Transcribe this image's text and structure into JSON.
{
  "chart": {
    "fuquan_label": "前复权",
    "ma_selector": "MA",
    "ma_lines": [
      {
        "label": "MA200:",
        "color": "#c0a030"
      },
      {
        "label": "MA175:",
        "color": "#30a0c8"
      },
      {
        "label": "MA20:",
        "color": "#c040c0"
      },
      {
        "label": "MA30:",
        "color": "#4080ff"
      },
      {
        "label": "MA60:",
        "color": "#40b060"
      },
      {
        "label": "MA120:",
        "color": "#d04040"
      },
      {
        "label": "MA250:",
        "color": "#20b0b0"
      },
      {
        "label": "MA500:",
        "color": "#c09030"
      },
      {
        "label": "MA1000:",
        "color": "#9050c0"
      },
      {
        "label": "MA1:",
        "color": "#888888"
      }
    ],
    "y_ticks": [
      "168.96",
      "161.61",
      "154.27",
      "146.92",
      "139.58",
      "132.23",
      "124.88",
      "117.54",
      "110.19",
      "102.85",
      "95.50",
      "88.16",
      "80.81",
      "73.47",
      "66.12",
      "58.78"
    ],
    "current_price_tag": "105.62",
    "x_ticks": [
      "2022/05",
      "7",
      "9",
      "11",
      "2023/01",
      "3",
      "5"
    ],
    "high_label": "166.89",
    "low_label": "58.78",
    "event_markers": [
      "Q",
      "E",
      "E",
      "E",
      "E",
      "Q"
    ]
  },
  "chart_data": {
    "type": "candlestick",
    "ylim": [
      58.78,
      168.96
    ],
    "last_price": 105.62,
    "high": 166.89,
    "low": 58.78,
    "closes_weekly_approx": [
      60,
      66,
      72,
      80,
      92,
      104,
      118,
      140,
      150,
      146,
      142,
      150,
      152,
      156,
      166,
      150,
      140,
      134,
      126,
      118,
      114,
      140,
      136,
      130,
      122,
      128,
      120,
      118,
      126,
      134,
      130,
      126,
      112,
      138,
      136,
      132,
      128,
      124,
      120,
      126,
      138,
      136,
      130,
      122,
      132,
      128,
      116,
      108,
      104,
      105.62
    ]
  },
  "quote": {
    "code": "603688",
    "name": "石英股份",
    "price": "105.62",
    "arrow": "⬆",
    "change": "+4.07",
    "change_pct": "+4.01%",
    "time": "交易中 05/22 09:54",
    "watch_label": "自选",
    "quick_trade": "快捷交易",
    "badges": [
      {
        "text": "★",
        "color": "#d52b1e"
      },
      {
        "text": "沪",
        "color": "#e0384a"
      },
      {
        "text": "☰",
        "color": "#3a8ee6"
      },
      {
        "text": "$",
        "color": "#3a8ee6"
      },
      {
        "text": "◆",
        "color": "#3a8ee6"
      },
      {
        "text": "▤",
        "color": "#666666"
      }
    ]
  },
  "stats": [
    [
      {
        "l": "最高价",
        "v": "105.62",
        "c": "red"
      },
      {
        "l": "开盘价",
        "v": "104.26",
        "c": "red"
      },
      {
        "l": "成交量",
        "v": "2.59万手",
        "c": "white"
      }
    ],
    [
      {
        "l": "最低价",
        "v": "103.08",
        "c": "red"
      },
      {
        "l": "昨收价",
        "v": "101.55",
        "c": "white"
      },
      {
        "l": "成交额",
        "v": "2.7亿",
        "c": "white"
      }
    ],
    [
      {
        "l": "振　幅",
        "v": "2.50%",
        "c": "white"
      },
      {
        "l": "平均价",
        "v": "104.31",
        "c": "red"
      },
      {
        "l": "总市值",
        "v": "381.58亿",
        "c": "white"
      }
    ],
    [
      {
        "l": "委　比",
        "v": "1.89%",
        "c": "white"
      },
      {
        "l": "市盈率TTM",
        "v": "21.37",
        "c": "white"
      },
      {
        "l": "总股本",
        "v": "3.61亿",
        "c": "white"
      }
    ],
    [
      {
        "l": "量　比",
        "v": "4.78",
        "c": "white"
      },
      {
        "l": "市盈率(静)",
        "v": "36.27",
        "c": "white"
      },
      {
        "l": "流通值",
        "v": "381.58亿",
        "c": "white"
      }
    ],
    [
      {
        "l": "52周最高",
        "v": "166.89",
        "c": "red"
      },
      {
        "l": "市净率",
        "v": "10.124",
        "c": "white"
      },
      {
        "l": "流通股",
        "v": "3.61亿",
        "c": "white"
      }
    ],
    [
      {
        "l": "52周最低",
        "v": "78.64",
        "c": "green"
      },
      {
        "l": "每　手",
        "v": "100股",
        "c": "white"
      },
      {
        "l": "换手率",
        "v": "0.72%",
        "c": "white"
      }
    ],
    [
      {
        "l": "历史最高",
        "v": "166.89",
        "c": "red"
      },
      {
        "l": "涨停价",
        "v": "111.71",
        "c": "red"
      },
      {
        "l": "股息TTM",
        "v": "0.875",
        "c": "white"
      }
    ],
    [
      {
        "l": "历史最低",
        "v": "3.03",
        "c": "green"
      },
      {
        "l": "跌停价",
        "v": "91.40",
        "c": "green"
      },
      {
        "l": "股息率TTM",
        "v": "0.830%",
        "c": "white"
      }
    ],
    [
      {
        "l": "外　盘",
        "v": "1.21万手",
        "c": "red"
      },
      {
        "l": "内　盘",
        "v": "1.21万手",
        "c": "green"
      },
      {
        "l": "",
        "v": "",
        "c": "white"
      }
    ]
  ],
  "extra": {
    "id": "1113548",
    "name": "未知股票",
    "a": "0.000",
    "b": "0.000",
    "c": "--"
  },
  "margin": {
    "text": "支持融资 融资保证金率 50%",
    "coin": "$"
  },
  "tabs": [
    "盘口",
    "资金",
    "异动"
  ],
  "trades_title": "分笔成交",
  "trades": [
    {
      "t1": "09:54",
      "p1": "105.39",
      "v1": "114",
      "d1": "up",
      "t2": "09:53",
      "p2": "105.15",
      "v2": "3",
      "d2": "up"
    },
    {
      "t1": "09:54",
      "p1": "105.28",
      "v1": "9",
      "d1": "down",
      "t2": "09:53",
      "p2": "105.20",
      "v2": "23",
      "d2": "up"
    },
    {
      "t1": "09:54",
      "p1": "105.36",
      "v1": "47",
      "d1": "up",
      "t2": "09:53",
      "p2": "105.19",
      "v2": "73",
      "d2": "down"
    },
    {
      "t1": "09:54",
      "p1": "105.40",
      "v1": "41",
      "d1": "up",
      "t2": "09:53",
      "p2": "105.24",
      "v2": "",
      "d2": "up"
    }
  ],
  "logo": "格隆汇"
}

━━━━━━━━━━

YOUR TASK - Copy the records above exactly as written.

SOLVED PROBLEM -
Transcribe this image's text and structure into JSON.
{
  "chart": {
    "fuquan_label": "前复权",
    "ma_selector": "MA",
    "ma_lines": [
      {
        "label": "MA200:",
        "color": "#c0a030"
      },
      {
        "label": "MA175:",
        "color": "#30a0c8"
      },
      {
        "label": "MA20:",
        "color": "#c040c0"
      },
      {
        "label": "MA30:",
        "color": "#4080ff"
      },
      {
        "label": "MA60:",
        "color": "#40b060"
      },
      {
        "label": "MA120:",
        "color": "#d04040"
      },
      {
        "label": "MA250:",
        "color": "#20b0b0"
      },
      {
        "label": "MA500:",
        "color": "#c09030"
      },
      {
        "label": "MA1000:",
        "color": "#9050c0"
      },
      {
        "label": "MA1:",
        "color": "#888888"
      }
    ],
    "y_ticks": [
      "168.96",
      "161.61",
      "154.27",
      "146.92",
      "139.58",
      "132.23",
      "124.88",
      "117.54",
      "110.19",
      "102.85",
      "95.50",
      "88.16",
      "80.81",
      "73.47",
      "66.12",
      "58.78"
    ],
    "current_price_tag": "105.62",
    "x_ticks": [
      "2022/05",
      "7",
      "9",
      "11",
      "2023/01",
      "3",
      "5"
    ],
    "high_label": "166.89",
    "low_label": "58.78",
    "event_markers": [
      "Q",
      "E",
      "E",
      "E",
      "E",
      "Q"
    ]
  },
  "chart_data": {
    "type": "candlestick",
    "ylim": [
      58.78,
      168.96
    ],
    "last_price": 105.62,
    "high": 166.89,
    "low": 58.78,
    "closes_weekly_approx": [
      60,
      66,
      72,
      80,
      92,
      104,
      118,
      140,
      150,
      146,
      142,
      150,
      152,
      156,
      166,
      150,
      140,
      134,
      126,
      118,
      114,
      140,
      136,
      130,
      122,
      128,
      120,
      118,
      126,
      134,
      130,
      126,
      112,
      138,
      136,
      132,
      128,
      124,
      120,
      126,
      138,
      136,
      130,
      122,
      132,
      128,
      116,
      108,
      104,
      105.62
    ]
  },
  "quote": {
    "code": "603688",
    "name": "石英股份",
    "price": "105.62",
    "arrow": "⬆",
    "change": "+4.07",
    "change_pct": "+4.01%",
    "time": "交易中 05/22 09:54",
    "watch_label": "自选",
    "quick_trade": "快捷交易",
    "badges": [
      {
        "text": "★",
        "color": "#d52b1e"
      },
      {
        "text": "沪",
        "color": "#e0384a"
      },
      {
        "text": "☰",
        "color": "#3a8ee6"
      },
      {
        "text": "$",
        "color": "#3a8ee6"
      },
      {
        "text": "◆",
        "color": "#3a8ee6"
      },
      {
        "text": "▤",
        "color": "#666666"
      }
    ]
  },
  "stats": [
    [
      {
        "l": "最高价",
        "v": "105.62",
        "c": "red"
      },
      {
        "l": "开盘价",
        "v": "104.26",
        "c": "red"
      },
      {
        "l": "成交量",
        "v": "2.59万手",
        "c": "white"
      }
    ],
    [
      {
        "l": "最低价",
        "v": "103.08",
        "c": "red"
      },
      {
        "l": "昨收价",
        "v": "101.55",
        "c": "white"
      },
      {
        "l": "成交额",
        "v": "2.7亿",
        "c": "white"
      }
    ],
    [
      {
        "l": "振　幅",
        "v": "2.50%",
        "c": "white"
      },
      {
        "l": "平均价",
        "v": "104.31",
        "c": "red"
      },
      {
        "l": "总市值",
        "v": "381.58亿",
        "c": "white"
      }
    ],
    [
      {
        "l": "委　比",
        "v": "1.89%",
        "c": "white"
      },
      {
        "l": "市盈率TTM",
        "v": "21.37",
        "c": "white"
      },
      {
        "l": "总股本",
        "v": "3.61亿",
        "c": "white"
      }
    ],
    [
      {
        "l": "量　比",
        "v": "4.78",
        "c": "white"
      },
      {
        "l": "市盈率(静)",
        "v": "36.27",
        "c": "white"
      },
      {
        "l": "流通值",
        "v": "381.58亿",
        "c": "white"
      }
    ],
    [
      {
        "l": "52周最高",
        "v": "166.89",
        "c": "red"
      },
      {
        "l": "市净率",
        "v": "10.124",
        "c": "white"
      },
      {
        "l": "流通股",
        "v": "3.61亿",
        "c": "white"
      }
    ],
    [
      {
        "l": "52周最低",
        "v": "78.64",
        "c": "green"
      },
      {
        "l": "每　手",
        "v": "100股",
        "c": "white"
      },
      {
        "l": "换手率",
        "v": "0.72%",
        "c": "white"
      }
    ],
    [
      {
        "l": "历史最高",
        "v": "166.89",
        "c": "red"
      },
      {
        "l": "涨停价",
        "v": "111.71",
        "c": "red"
      },
      {
        "l": "股息TTM",
        "v": "0.875",
        "c": "white"
      }
    ],
    [
      {
        "l": "历史最低",
        "v": "3.03",
        "c": "green"
      },
      {
        "l": "跌停价",
        "v": "91.40",
        "c": "green"
      },
      {
        "l": "股息率TTM",
        "v": "0.830%",
        "c": "white"
      }
    ],
    [
      {
        "l": "外　盘",
        "v": "1.21万手",
        "c": "red"
      },
      {
        "l": "内　盘",
        "v": "1.21万手",
        "c": "green"
      },
      {
        "l": "",
        "v": "",
        "c": "white"
      }
    ]
  ],
  "extra": {
    "id": "1113548",
    "name": "未知股票",
    "a": "0.000",
    "b": "0.000",
    "c": "--"
  },
  "margin": {
    "text": "支持融资 融资保证金率 50%",
    "coin": "$"
  },
  "tabs": [
    "盘口",
    "资金",
    "异动"
  ],
  "trades_title": "分笔成交",
  "trades": [
    {
      "t1": "09:54",
      "p1": "105.39",
      "v1": "114",
      "d1": "up",
      "t2": "09:53",
      "p2": "105.15",
      "v2": "3",
      "d2": "up"
    },
    {
      "t1": "09:54",
      "p1": "105.28",
      "v1": "9",
      "d1": "down",
      "t2": "09:53",
      "p2": "105.20",
      "v2": "23",
      "d2": "up"
    },
    {
      "t1": "09:54",
      "p1": "105.36",
      "v1": "47",
      "d1": "up",
      "t2": "09:53",
      "p2": "105.19",
      "v2": "73",
      "d2": "down"
    },
    {
      "t1": "09:54",
      "p1": "105.40",
      "v1": "41",
      "d1": "up",
      "t2": "09:53",
      "p2": "105.24",
      "v2": "",
      "d2": "up"
    }
  ],
  "logo": "格隆汇"
}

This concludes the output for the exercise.